Some HISTORY on Trench Art
Highly collectible and “Decorative“, Trench Art is considered items made out of used and discarded war materials by soldiers of war.
They were made by imaginative soldiers in trenches, POWs camps, war casualties (hospitals) and civilians with access to mounds of war leftovers and just some people that had the time. (Boredom)
Shell casings of any shape or size were widely used. Bullets, Landmines, and mortars were easily made into some kind of an art form, including picture frames, ashtrays, paperweights, flower pots, candlestick holder, etc.
I would almost consider this a form of “Folk Art”
Trench art started to be noticed during the 1st & 2nd world wars, but I’m sure all world conflicts have their own form of “art”.
The majority of Trench Art (as the story goes) was made because of pure BOREDOM in Trenches, “POW camps” and some, as they say, made them as a MEMENTO of their time served, or the art could be just traded for much needed useable goods.
This continued many years after the war with civilians making their own form of trench art.
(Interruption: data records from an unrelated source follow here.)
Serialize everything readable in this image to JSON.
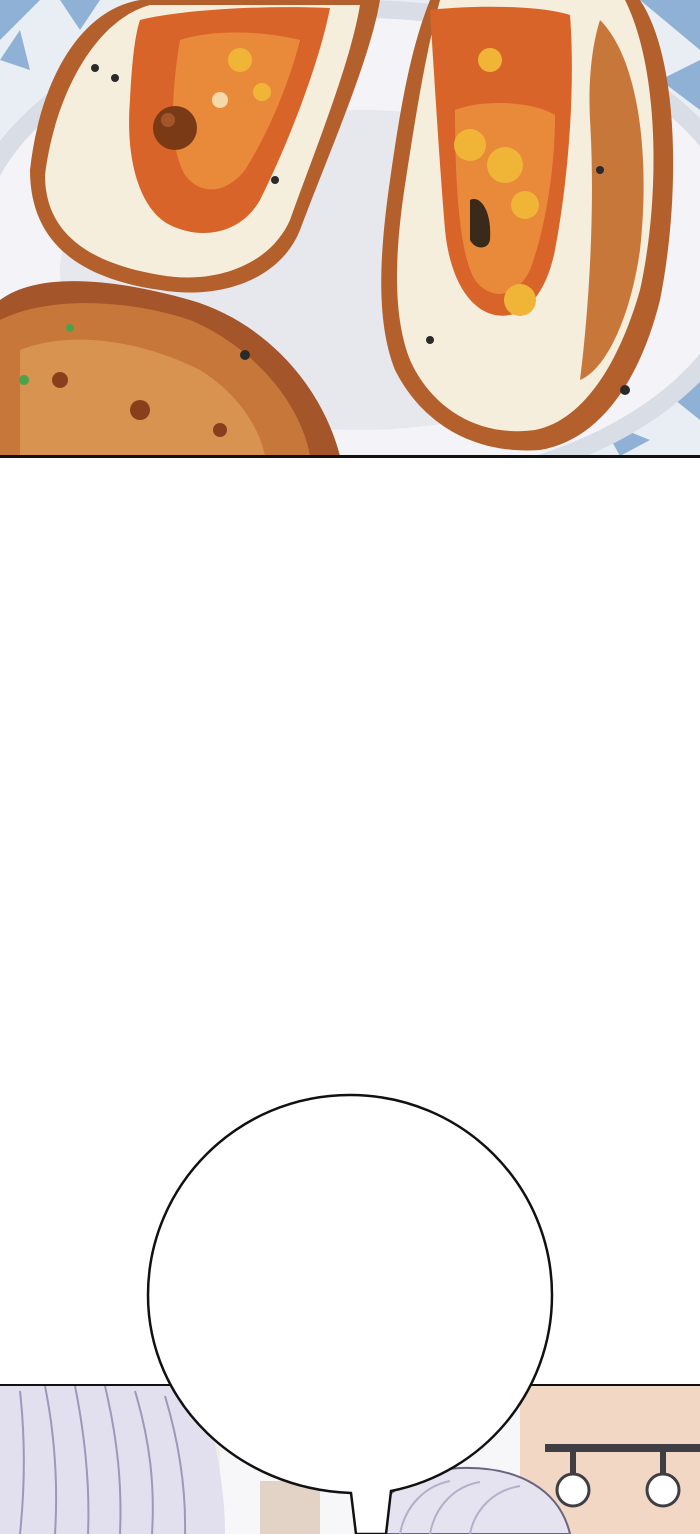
{
  "comic": {
    "panels": [
      {
        "scene": "food-closeup"
      },
      {
        "scene": "blank-gutter"
      },
      {
        "scene": "character-background"
      }
    ],
    "speech_bubble": {
      "text": ""
    },
    "colors": {
      "panel_border": "#111111",
      "bubble_fill": "#ffffff",
      "crust": "#c8773a",
      "crust_dark": "#8a3f1c",
      "filling": "#d9642a",
      "filling_yellow": "#f0b437",
      "bread": "#f5eedc",
      "plate": "#f4f4f8",
      "tablecloth": "#8fb1d6"
    }
  }
}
There certainly was no shortage of discarded leftover war material.
This art is a little funky looking and not for everybody’s taste, but most of these items do have a good, bad, or ugly story to tell by people that know firsthand what war was really like.
Believe it or not, there is a following of collectors out there that are into Trench Art/War Memorabilia.
This article was based on a lot of independent information and I am passing it on, however,
BORDOM or MEMENTOS, I’m not sure I agree.
Google.ca “Trench Art” images
TRAMP art has a lot of similarity to trench art, where people made items from boredom and lots of discarded material.